#### [Exercise instructions]
Every line of the data must be copied exactly.

### Source information

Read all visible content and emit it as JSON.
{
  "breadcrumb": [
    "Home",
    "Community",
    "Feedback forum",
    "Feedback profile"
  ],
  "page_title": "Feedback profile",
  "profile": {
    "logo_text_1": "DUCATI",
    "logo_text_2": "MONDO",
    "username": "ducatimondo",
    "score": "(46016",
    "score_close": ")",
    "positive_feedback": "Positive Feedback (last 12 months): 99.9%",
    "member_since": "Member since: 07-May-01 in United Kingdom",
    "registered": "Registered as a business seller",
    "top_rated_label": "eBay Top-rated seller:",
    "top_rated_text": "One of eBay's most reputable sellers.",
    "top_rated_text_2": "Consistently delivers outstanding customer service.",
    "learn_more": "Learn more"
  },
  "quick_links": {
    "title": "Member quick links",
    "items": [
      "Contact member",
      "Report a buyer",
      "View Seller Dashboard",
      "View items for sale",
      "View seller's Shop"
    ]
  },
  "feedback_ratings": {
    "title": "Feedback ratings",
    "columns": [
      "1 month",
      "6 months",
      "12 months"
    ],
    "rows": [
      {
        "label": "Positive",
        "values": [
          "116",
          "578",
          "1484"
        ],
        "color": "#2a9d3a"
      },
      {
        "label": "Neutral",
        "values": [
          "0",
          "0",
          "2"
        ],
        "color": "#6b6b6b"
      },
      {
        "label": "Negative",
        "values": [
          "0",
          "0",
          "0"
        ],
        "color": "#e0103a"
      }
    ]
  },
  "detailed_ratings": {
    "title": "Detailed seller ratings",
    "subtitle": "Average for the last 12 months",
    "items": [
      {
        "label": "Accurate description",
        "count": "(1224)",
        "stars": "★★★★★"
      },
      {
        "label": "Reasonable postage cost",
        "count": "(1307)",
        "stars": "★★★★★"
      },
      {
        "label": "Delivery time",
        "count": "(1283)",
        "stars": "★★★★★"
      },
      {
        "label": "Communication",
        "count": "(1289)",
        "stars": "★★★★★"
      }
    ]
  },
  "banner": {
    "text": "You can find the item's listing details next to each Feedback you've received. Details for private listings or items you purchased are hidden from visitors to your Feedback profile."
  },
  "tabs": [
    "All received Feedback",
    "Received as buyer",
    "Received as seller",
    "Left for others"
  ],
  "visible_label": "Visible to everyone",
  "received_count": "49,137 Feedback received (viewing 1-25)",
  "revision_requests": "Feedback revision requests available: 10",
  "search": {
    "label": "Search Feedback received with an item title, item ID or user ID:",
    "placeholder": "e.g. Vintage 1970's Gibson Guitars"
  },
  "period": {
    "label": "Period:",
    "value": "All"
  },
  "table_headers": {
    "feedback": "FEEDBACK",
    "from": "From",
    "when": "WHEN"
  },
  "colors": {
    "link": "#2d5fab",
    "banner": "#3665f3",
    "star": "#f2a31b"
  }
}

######

#### [Reply to the exercise]
Read all visible content and emit it as JSON.
{
  "breadcrumb": [
    "Home",
    "Community",
    "Feedback forum",
    "Feedback profile"
  ],
  "page_title": "Feedback profile",
  "profile": {
    "logo_text_1": "DUCATI",
    "logo_text_2": "MONDO",
    "username": "ducatimondo",
    "score": "(46016",
    "score_close": ")",
    "positive_feedback": "Positive Feedback (last 12 months): 99.9%",
    "member_since": "Member since: 07-May-01 in United Kingdom",
    "registered": "Registered as a business seller",
    "top_rated_label": "eBay Top-rated seller:",
    "top_rated_text": "One of eBay's most reputable sellers.",
    "top_rated_text_2": "Consistently delivers outstanding customer service.",
    "learn_more": "Learn more"
  },
  "quick_links": {
    "title": "Member quick links",
    "items": [
      "Contact member",
      "Report a buyer",
      "View Seller Dashboard",
      "View items for sale",
      "View seller's Shop"
    ]
  },
  "feedback_ratings": {
    "title": "Feedback ratings",
    "columns": [
      "1 month",
      "6 months",
      "12 months"
    ],
    "rows": [
      {
        "label": "Positive",
        "values": [
          "116",
          "578",
          "1484"
        ],
        "color": "#2a9d3a"
      },
      {
        "label": "Neutral",
        "values": [
          "0",
          "0",
          "2"
        ],
        "color": "#6b6b6b"
      },
      {
        "label": "Negative",
        "values": [
          "0",
          "0",
          "0"
        ],
        "color": "#e0103a"
      }
    ]
  },
  "detailed_ratings": {
    "title": "Detailed seller ratings",
    "subtitle": "Average for the last 12 months",
    "items": [
      {
        "label": "Accurate description",
        "count": "(1224)",
        "stars": "★★★★★"
      },
      {
        "label": "Reasonable postage cost",
        "count": "(1307)",
        "stars": "★★★★★"
      },
      {
        "label": "Delivery time",
        "count": "(1283)",
        "stars": "★★★★★"
      },
      {
        "label": "Communication",
        "count": "(1289)",
        "stars": "★★★★★"
      }
    ]
  },
  "banner": {
    "text": "You can find the item's listing details next to each Feedback you've received. Details for private listings or items you purchased are hidden from visitors to your Feedback profile."
  },
  "tabs": [
    "All received Feedback",
    "Received as buyer",
    "Received as seller",
    "Left for others"
  ],
  "visible_label": "Visible to everyone",
  "received_count": "49,137 Feedback received (viewing 1-25)",
  "revision_requests": "Feedback revision requests available: 10",
  "search": {
    "label": "Search Feedback received with an item title, item ID or user ID:",
    "placeholder": "e.g. Vintage 1970's Gibson Guitars"
  },
  "period": {
    "label": "Period:",
    "value": "All"
  },
  "table_headers": {
    "feedback": "FEEDBACK",
    "from": "From",
    "when": "WHEN"
  },
  "colors": {
    "link": "#2d5fab",
    "banner": "#3665f3",
    "star": "#f2a31b"
  }
}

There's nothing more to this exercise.